> **TASK TO CARRY OUT**
Retype every entry word for word. Omit the pictures.

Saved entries
::::
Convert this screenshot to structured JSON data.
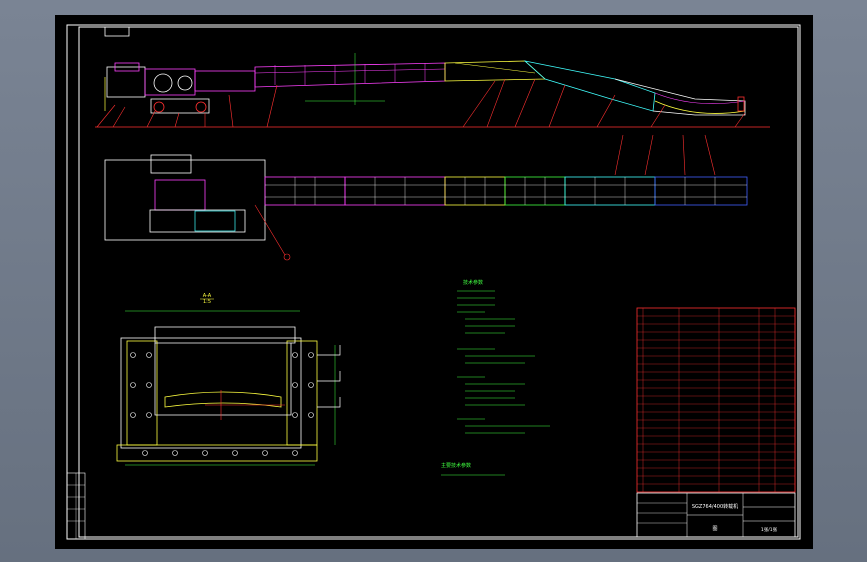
{
  "drawing": {
    "tag_label": "",
    "title_block_name": "SGZ764/400转载机",
    "title_block_code": "",
    "title_block_bottom_left": "图",
    "title_block_bottom_right": "1张/1张"
  },
  "views": {
    "section_label_top": "A-A",
    "section_label_bottom": "1:5"
  },
  "tech_params": {
    "title": "技术参数",
    "footer": "主要技术参数"
  },
  "colors": {
    "sheet_bg": "#000000",
    "frame": "#ffffff",
    "red": "#ff3030",
    "magenta": "#ff40ff",
    "yellow": "#ffff40",
    "green": "#40ff40",
    "cyan": "#40ffff",
    "blue": "#4060ff",
    "white": "#ffffff"
  }
}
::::
> **SOLUTION TO THIS EXERCISE**
Convert this screenshot to structured JSON data.
{
  "drawing": {
    "tag_label": "",
    "title_block_name": "SGZ764/400转载机",
    "title_block_code": "",
    "title_block_bottom_left": "图",
    "title_block_bottom_right": "1张/1张"
  },
  "views": {
    "section_label_top": "A-A",
    "section_label_bottom": "1:5"
  },
  "tech_params": {
    "title": "技术参数",
    "footer": "主要技术参数"
  },
  "colors": {
    "sheet_bg": "#000000",
    "frame": "#ffffff",
    "red": "#ff3030",
    "magenta": "#ff40ff",
    "yellow": "#ffff40",
    "green": "#40ff40",
    "cyan": "#40ffff",
    "blue": "#4060ff",
    "white": "#ffffff"
  }
}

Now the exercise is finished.